WORK ORDER:
The reply should contain all of the data below, word for word.

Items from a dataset
★ ★ ★ ★

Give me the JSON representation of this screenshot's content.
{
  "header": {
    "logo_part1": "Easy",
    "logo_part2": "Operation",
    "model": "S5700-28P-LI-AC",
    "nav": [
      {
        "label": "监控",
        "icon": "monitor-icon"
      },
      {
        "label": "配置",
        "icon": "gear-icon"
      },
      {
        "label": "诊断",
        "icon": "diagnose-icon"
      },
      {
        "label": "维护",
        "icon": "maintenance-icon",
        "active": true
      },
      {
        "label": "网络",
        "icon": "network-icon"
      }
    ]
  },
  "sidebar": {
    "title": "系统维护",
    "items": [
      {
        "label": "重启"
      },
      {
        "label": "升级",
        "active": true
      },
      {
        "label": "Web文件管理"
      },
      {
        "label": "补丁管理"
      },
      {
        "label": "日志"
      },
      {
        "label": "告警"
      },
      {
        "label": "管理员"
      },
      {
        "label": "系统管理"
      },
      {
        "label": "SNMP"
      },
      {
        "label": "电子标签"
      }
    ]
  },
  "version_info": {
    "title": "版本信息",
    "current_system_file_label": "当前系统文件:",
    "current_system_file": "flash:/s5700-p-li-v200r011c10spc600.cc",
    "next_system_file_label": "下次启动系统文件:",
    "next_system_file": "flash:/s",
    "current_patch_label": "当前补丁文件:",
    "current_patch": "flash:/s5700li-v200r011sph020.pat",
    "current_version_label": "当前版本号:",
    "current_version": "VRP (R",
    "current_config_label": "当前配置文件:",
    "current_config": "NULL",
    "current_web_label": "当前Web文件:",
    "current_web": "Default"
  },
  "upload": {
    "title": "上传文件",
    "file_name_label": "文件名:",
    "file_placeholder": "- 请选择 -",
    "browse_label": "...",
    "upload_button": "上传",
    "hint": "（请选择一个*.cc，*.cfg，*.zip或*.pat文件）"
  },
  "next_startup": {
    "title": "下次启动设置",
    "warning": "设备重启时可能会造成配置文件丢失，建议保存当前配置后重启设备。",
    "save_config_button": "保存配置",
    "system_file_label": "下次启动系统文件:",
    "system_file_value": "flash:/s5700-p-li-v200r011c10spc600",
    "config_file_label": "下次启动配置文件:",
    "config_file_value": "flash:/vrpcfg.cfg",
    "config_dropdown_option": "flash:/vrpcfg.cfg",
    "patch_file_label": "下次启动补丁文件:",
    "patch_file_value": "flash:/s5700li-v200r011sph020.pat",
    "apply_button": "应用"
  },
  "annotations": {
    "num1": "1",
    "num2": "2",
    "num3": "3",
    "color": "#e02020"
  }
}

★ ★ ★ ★

SOLUTION BELOW:
Give me the JSON representation of this screenshot's content.
{
  "header": {
    "logo_part1": "Easy",
    "logo_part2": "Operation",
    "model": "S5700-28P-LI-AC",
    "nav": [
      {
        "label": "监控",
        "icon": "monitor-icon"
      },
      {
        "label": "配置",
        "icon": "gear-icon"
      },
      {
        "label": "诊断",
        "icon": "diagnose-icon"
      },
      {
        "label": "维护",
        "icon": "maintenance-icon",
        "active": true
      },
      {
        "label": "网络",
        "icon": "network-icon"
      }
    ]
  },
  "sidebar": {
    "title": "系统维护",
    "items": [
      {
        "label": "重启"
      },
      {
        "label": "升级",
        "active": true
      },
      {
        "label": "Web文件管理"
      },
      {
        "label": "补丁管理"
      },
      {
        "label": "日志"
      },
      {
        "label": "告警"
      },
      {
        "label": "管理员"
      },
      {
        "label": "系统管理"
      },
      {
        "label": "SNMP"
      },
      {
        "label": "电子标签"
      }
    ]
  },
  "version_info": {
    "title": "版本信息",
    "current_system_file_label": "当前系统文件:",
    "current_system_file": "flash:/s5700-p-li-v200r011c10spc600.cc",
    "next_system_file_label": "下次启动系统文件:",
    "next_system_file": "flash:/s",
    "current_patch_label": "当前补丁文件:",
    "current_patch": "flash:/s5700li-v200r011sph020.pat",
    "current_version_label": "当前版本号:",
    "current_version": "VRP (R",
    "current_config_label": "当前配置文件:",
    "current_config": "NULL",
    "current_web_label": "当前Web文件:",
    "current_web": "Default"
  },
  "upload": {
    "title": "上传文件",
    "file_name_label": "文件名:",
    "file_placeholder": "- 请选择 -",
    "browse_label": "...",
    "upload_button": "上传",
    "hint": "（请选择一个*.cc，*.cfg，*.zip或*.pat文件）"
  },
  "next_startup": {
    "title": "下次启动设置",
    "warning": "设备重启时可能会造成配置文件丢失，建议保存当前配置后重启设备。",
    "save_config_button": "保存配置",
    "system_file_label": "下次启动系统文件:",
    "system_file_value": "flash:/s5700-p-li-v200r011c10spc600",
    "config_file_label": "下次启动配置文件:",
    "config_file_value": "flash:/vrpcfg.cfg",
    "config_dropdown_option": "flash:/vrpcfg.cfg",
    "patch_file_label": "下次启动补丁文件:",
    "patch_file_value": "flash:/s5700li-v200r011sph020.pat",
    "apply_button": "应用"
  },
  "annotations": {
    "num1": "1",
    "num2": "2",
    "num3": "3",
    "color": "#e02020"
  }
}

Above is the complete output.